Entries from a dataset of interfaces
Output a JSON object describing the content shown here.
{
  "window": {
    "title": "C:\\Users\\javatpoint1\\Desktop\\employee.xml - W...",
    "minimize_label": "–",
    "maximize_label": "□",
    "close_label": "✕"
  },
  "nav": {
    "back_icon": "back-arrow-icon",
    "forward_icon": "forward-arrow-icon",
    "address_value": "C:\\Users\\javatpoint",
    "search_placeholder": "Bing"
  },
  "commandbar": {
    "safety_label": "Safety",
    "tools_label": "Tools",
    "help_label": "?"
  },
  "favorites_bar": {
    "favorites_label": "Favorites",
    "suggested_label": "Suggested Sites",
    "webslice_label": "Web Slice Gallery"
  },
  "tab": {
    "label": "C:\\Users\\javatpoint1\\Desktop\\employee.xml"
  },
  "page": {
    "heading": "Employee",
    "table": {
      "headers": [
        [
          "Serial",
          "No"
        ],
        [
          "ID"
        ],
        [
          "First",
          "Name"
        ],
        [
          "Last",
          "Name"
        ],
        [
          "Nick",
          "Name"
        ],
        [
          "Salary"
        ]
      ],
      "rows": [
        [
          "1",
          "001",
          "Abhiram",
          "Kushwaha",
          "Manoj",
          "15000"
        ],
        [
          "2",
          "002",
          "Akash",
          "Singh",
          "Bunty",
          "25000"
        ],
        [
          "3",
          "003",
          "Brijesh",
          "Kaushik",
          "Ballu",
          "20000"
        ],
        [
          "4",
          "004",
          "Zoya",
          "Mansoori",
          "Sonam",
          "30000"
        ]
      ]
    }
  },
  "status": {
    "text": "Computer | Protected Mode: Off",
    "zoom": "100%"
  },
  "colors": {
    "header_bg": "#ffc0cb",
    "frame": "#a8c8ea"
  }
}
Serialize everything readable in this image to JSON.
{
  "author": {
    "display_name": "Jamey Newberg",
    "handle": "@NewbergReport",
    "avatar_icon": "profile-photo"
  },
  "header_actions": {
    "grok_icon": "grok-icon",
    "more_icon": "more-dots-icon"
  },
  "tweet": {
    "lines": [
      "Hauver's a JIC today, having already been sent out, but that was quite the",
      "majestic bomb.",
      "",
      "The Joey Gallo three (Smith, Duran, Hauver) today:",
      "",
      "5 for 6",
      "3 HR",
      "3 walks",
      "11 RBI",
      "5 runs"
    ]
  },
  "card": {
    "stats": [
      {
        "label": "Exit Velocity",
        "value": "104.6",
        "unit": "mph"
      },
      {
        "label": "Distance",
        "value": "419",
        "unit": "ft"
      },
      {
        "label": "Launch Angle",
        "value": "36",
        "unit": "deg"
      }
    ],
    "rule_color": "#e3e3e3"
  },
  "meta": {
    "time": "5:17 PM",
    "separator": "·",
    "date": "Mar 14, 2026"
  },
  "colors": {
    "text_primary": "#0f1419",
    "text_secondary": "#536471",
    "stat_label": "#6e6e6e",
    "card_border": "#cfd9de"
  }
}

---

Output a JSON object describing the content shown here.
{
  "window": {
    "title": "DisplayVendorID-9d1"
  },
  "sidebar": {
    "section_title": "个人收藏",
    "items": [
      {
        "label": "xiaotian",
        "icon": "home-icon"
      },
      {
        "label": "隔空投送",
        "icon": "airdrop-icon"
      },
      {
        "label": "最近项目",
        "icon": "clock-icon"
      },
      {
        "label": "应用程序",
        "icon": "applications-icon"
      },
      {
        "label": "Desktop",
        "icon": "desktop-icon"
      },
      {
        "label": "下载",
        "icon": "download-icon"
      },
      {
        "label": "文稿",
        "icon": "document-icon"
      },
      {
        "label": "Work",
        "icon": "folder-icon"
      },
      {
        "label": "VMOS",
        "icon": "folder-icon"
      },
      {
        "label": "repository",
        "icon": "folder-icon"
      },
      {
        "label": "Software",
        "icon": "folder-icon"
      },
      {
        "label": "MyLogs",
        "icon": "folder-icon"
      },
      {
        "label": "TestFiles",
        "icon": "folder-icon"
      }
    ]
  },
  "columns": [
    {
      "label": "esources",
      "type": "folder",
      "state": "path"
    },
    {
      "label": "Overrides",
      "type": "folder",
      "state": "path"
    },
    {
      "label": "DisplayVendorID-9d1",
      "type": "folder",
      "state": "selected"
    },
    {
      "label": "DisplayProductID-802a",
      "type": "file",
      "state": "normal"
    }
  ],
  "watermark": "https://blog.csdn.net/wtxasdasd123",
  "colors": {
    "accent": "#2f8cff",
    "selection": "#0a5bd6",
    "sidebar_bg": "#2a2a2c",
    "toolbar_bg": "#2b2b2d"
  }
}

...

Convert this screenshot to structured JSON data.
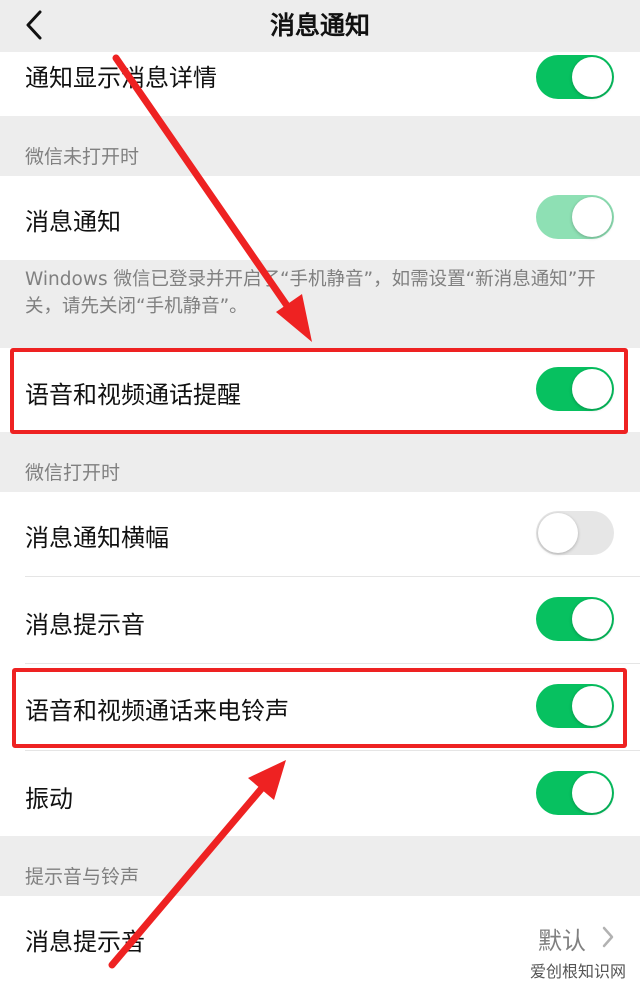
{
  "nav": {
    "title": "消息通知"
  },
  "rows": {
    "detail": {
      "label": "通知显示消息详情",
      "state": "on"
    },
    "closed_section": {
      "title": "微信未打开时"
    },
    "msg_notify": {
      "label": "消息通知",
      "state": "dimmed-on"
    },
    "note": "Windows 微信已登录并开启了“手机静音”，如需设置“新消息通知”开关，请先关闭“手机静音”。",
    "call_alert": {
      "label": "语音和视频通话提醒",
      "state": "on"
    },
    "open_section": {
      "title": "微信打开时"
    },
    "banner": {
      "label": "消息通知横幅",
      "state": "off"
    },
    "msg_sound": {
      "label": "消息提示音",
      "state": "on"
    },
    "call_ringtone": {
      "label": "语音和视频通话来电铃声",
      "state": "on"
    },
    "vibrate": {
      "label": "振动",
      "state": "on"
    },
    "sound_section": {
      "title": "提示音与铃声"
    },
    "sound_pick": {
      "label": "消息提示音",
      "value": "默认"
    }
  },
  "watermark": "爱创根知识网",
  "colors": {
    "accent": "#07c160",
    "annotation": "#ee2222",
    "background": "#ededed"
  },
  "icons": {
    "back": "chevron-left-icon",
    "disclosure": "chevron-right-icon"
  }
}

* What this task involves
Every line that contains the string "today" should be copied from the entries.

* Solution
      "Hauver's a JIC today, having already been sent out, but that was quite the",
      "The Joey Gallo three (Smith, Duran, Hauver) today:",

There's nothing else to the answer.